**Your objective**
Every line with the word "Community" in it should be extracted from the data that follows.

** Given information follows **

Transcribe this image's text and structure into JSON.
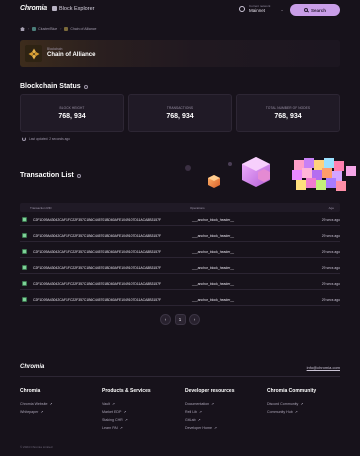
{
  "header": {
    "logo_word": "Chromia",
    "logo_sub": "Block Explorer",
    "network_label": "Current network",
    "network_value": "Mainnet",
    "search_label": "Search"
  },
  "breadcrumb": {
    "items": [
      "Cluster/Blue",
      "Chain of Alliance"
    ]
  },
  "chain": {
    "kicker": "Blockchain",
    "name": "Chain of Alliance"
  },
  "status": {
    "title": "Blockchain Status",
    "stats": [
      {
        "label": "BLOCK HEIGHT",
        "value": "768, 934"
      },
      {
        "label": "TRANSACTIONS",
        "value": "768, 934"
      },
      {
        "label": "TOTAL NUMBER OF NODES",
        "value": "768, 934"
      }
    ],
    "updated": "Last updated: 2 seconds ago"
  },
  "transactions": {
    "title": "Transaction List",
    "columns": {
      "hash": "Transaction RID",
      "operations": "Operations",
      "age": "Age"
    },
    "rows": [
      {
        "hash": "C2F1D09A43042CAF1FC22F357C1B6C445701BD60AFE1049107D11ACA8B3157F",
        "operation": "___anchor_block_header__",
        "age": "29 secs ago"
      },
      {
        "hash": "C2F1D09A43042CAF1FC22F357C1B6C445701BD60AFE1049107D11ACA8B3157F",
        "operation": "___anchor_block_header__",
        "age": "29 secs ago"
      },
      {
        "hash": "C2F1D09A43042CAF1FC22F357C1B6C445701BD60AFE1049107D11ACA8B3157F",
        "operation": "___anchor_block_header__",
        "age": "29 secs ago"
      },
      {
        "hash": "C2F1D09A43042CAF1FC22F357C1B6C445701BD60AFE1049107D11ACA8B3157F",
        "operation": "___anchor_block_header__",
        "age": "29 secs ago"
      },
      {
        "hash": "C2F1D09A43042CAF1FC22F357C1B6C445701BD60AFE1049107D11ACA8B3157F",
        "operation": "___anchor_block_header__",
        "age": "29 secs ago"
      },
      {
        "hash": "C2F1D09A43042CAF1FC22F357C1B6C445701BD60AFE1049107D11ACA8B3157F",
        "operation": "___anchor_block_header__",
        "age": "29 secs ago"
      }
    ]
  },
  "pagination": {
    "prev": "‹",
    "current": "1",
    "next": "›"
  },
  "footer": {
    "logo_word": "Chromia",
    "email": "info@chromia.com",
    "columns": [
      {
        "title": "Chromia",
        "links": [
          "Chromia Website",
          "Whitepaper"
        ]
      },
      {
        "title": "Products & Services",
        "links": [
          "Vault",
          "Market EDP",
          "Staking CHR",
          "Learn PAI"
        ]
      },
      {
        "title": "Developer resources",
        "links": [
          "Documentation",
          "Rell Lib",
          "GitLab",
          "Developer Home"
        ]
      },
      {
        "title": "Chromia Community",
        "links": [
          "Discord Community",
          "Community Hub"
        ]
      }
    ],
    "copyright": "© 2024 Chromia Limited"
  },
  "colors": {
    "background": "#17121b",
    "accent": "#c99ee8",
    "card": "#201a26",
    "success": "#3e7a52"
  }
}
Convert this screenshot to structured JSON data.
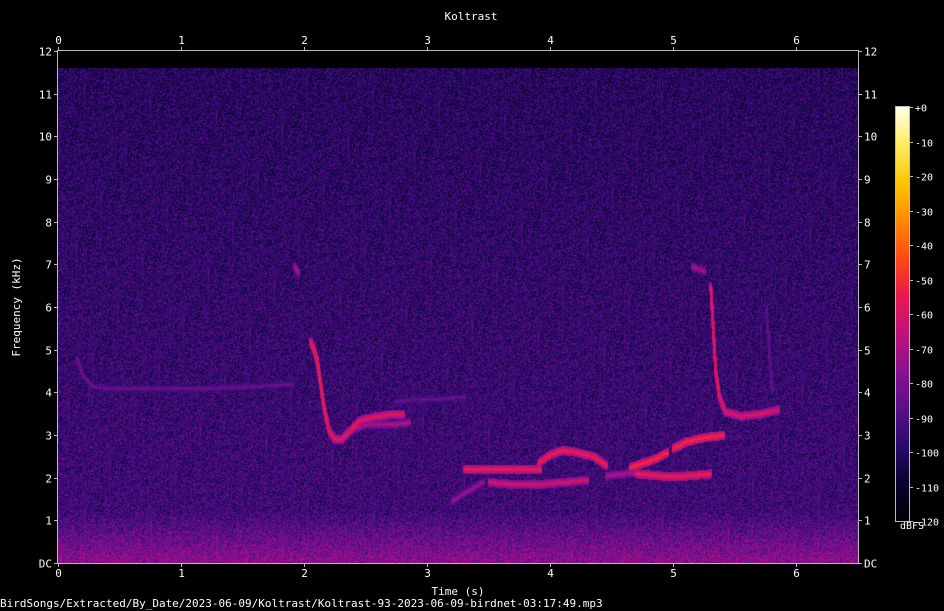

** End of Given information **

**Output of the task**
        "title": "Chromia Community",
          "Discord Community",
          "Community Hub"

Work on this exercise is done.